● **PROBLEM REQUIREMENTS**
All records must be quoted exactly. Omit the pictures.

++++++

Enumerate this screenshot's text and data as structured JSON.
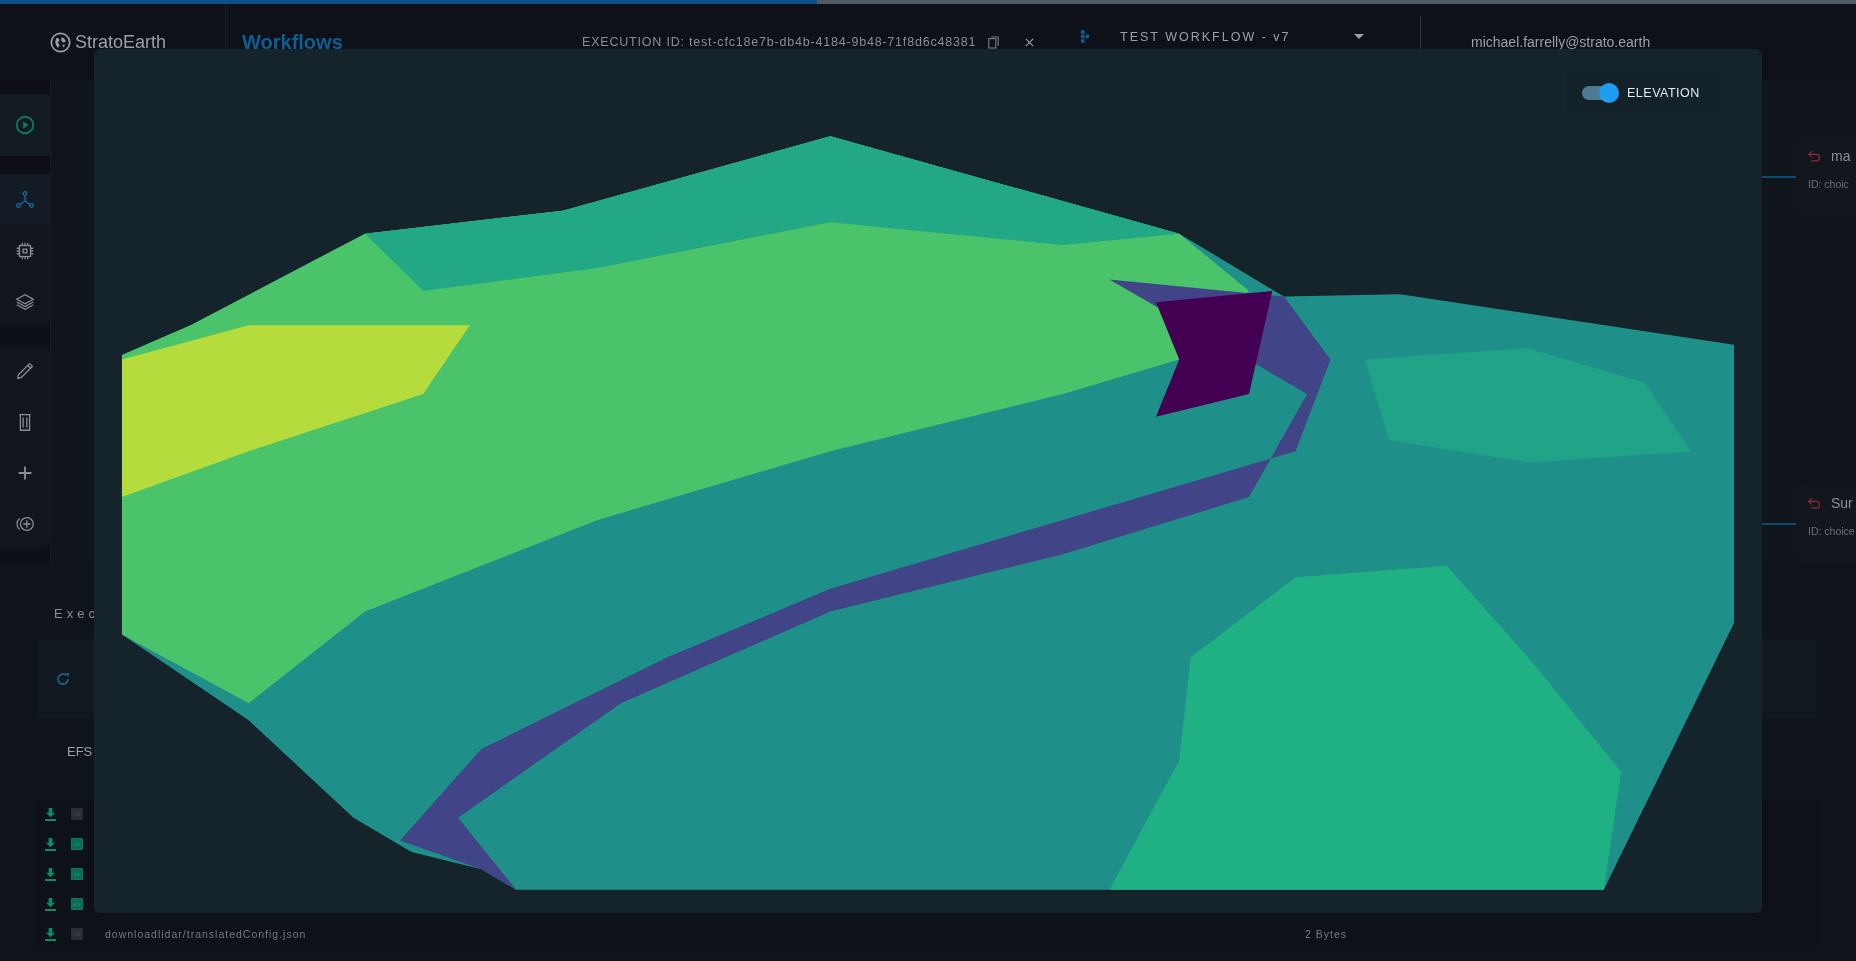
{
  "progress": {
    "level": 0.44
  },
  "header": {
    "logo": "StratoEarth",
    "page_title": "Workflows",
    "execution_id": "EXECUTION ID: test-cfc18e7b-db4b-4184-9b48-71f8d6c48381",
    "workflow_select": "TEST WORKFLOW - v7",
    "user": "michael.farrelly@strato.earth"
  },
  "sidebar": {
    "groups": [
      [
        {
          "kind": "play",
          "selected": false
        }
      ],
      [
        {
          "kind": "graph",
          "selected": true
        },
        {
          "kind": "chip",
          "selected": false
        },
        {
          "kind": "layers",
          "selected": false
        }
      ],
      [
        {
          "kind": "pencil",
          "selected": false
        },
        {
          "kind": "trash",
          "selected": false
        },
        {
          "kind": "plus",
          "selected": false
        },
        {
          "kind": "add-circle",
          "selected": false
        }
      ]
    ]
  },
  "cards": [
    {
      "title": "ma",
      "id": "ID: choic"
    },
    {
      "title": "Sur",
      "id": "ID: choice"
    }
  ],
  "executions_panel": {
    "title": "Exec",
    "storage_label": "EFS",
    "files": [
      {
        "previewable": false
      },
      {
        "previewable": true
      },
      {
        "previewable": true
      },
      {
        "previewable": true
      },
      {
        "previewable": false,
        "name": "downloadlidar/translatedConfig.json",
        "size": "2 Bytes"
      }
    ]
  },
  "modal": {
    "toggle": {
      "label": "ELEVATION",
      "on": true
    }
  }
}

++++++

● **RESULT**
Enumerate this screenshot's text and data as structured JSON.
{
  "progress": {
    "level": 0.44
  },
  "header": {
    "logo": "StratoEarth",
    "page_title": "Workflows",
    "execution_id": "EXECUTION ID: test-cfc18e7b-db4b-4184-9b48-71f8d6c48381",
    "workflow_select": "TEST WORKFLOW - v7",
    "user": "michael.farrelly@strato.earth"
  },
  "sidebar": {
    "groups": [
      [
        {
          "kind": "play",
          "selected": false
        }
      ],
      [
        {
          "kind": "graph",
          "selected": true
        },
        {
          "kind": "chip",
          "selected": false
        },
        {
          "kind": "layers",
          "selected": false
        }
      ],
      [
        {
          "kind": "pencil",
          "selected": false
        },
        {
          "kind": "trash",
          "selected": false
        },
        {
          "kind": "plus",
          "selected": false
        },
        {
          "kind": "add-circle",
          "selected": false
        }
      ]
    ]
  },
  "cards": [
    {
      "title": "ma",
      "id": "ID: choic"
    },
    {
      "title": "Sur",
      "id": "ID: choice"
    }
  ],
  "executions_panel": {
    "title": "Exec",
    "storage_label": "EFS",
    "files": [
      {
        "previewable": false
      },
      {
        "previewable": true
      },
      {
        "previewable": true
      },
      {
        "previewable": true
      },
      {
        "previewable": false,
        "name": "downloadlidar/translatedConfig.json",
        "size": "2 Bytes"
      }
    ]
  },
  "modal": {
    "toggle": {
      "label": "ELEVATION",
      "on": true
    }
  }
}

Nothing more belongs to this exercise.